The recent orders of CCI in Delhi VyaparMahasangh v. Flipkart and Lifestyle Equities v. Amazon again highlighted the stark distinction that has been made by CCI between online and offline relevant markets. In the very first case the rationale behind drawing such distinction was based on the fact that the bulk of the online retail market in India for some specific categories of products come under the hold of Amazon and Flipkart.

In the second one, CCI emphasized the cross-sided network effects of online platforms. With regards to this, the CCI specifically remarked, “Delineation of relevant market and competitive assessment are based on market realities as they exist at the time of assessment, keeping in view the facts and allegations. In rapidly changing markets in particular such as the one in the present case, market assessment cannot have a static approach.”


Delineation of market is a very econometric approach which must be dealt with perceptions based on market realities. It plays a central role in the cases of antitrust. CCI is delineating relevant markets, particularly in case of online platforms for a certain category of products or services. Further, nothing can be concluded at this juncture of time regarding the exact distinction between both the online and offline modes that could be regarded as a precedent for the future cases. There is a requirement of empirical data to establish the delineation of relevant market by the CCI.

The present decade is witnessing large scale consumer participation in the digital ecosystem.

Further it has proved to penetrate through even the remote geographical markets, thus, widening the circumference of possible consumer reach. So, at this critical time when the digital ecosystem is at its zenith, any unnecessary and premature intervention is going to hamper not only the consumer interest but also the economic development of the country.

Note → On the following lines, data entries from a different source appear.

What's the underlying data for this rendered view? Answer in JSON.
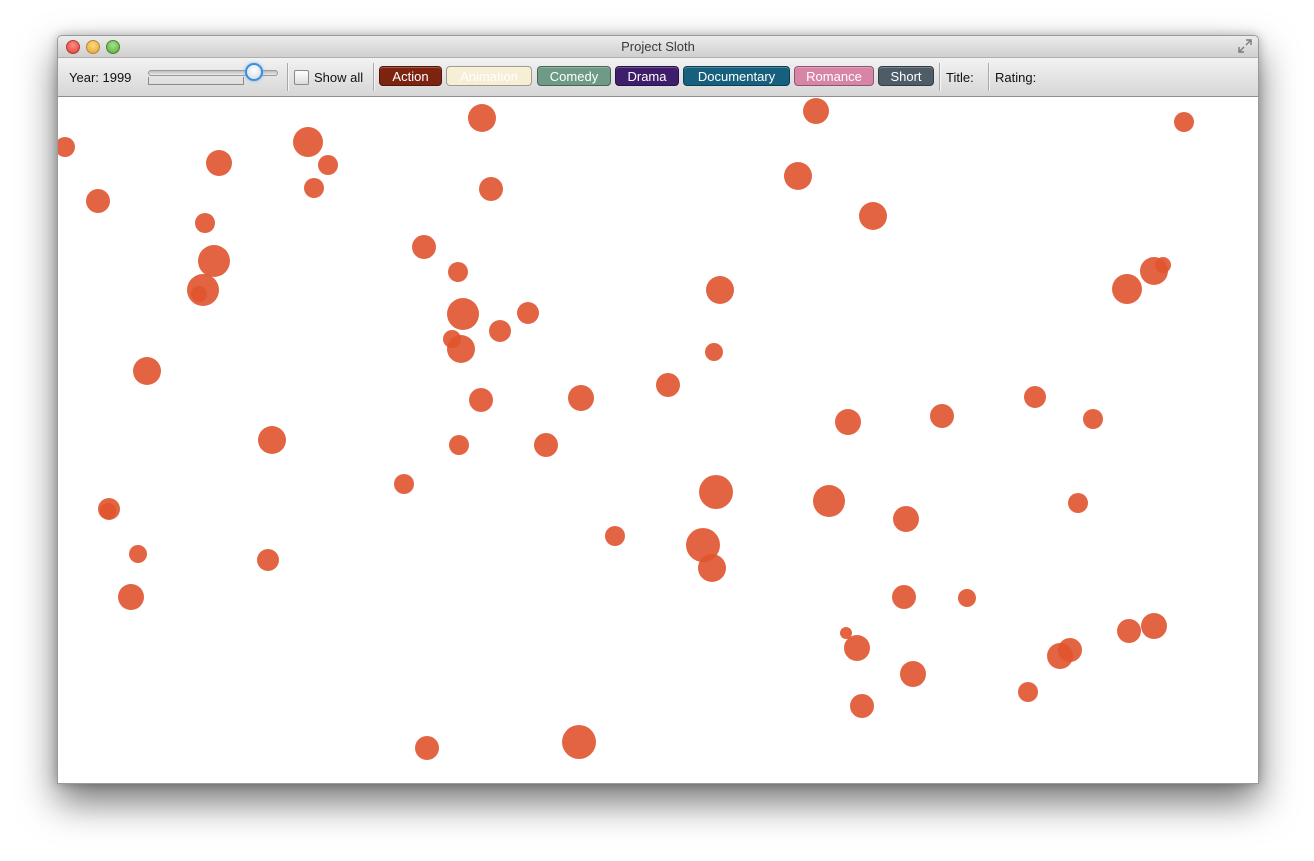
{
  "window": {
    "title": "Project Sloth"
  },
  "toolbar": {
    "year_label": "Year: 1999",
    "year_value": 1999,
    "show_all_label": "Show all",
    "show_all_checked": false,
    "genres": [
      {
        "label": "Action",
        "color": "#7d2411",
        "text_color": "#ffffff"
      },
      {
        "label": "Animation",
        "color": "#f6efd6",
        "text_color": "#ffffff"
      },
      {
        "label": "Comedy",
        "color": "#6e9a86",
        "text_color": "#ffffff"
      },
      {
        "label": "Drama",
        "color": "#3e1e6a",
        "text_color": "#ffffff"
      },
      {
        "label": "Documentary",
        "color": "#16607d",
        "text_color": "#ffffff"
      },
      {
        "label": "Romance",
        "color": "#d785a6",
        "text_color": "#ffffff"
      },
      {
        "label": "Short",
        "color": "#4e5c68",
        "text_color": "#ffffff"
      }
    ],
    "title_label": "Title:",
    "rating_label": "Rating:"
  },
  "visualization": {
    "bubble_color": "#e0532d",
    "bubble_opacity": 0.9
  }
}
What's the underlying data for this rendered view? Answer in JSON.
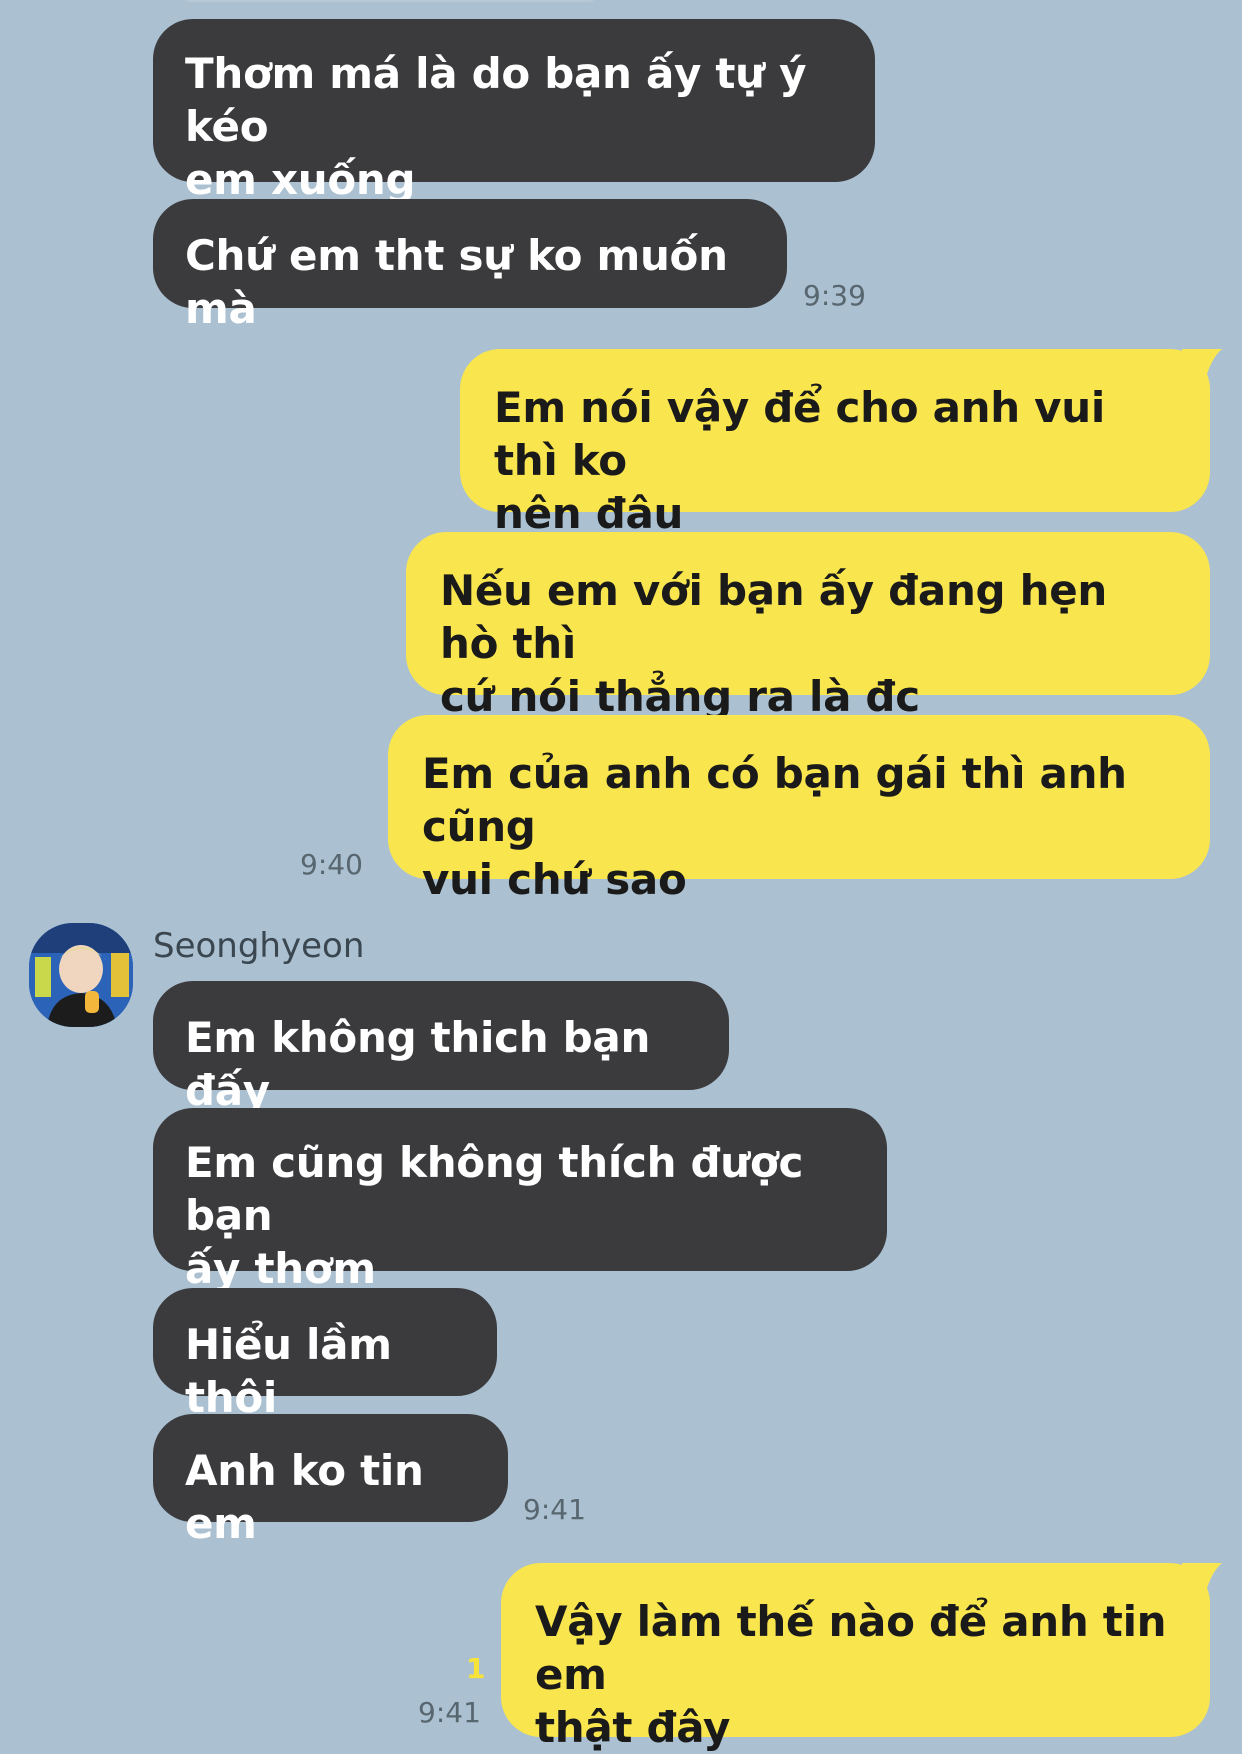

Declaration: The work represents our original contribution, and that it has not been copied or plagiarized in whole or in part from other works.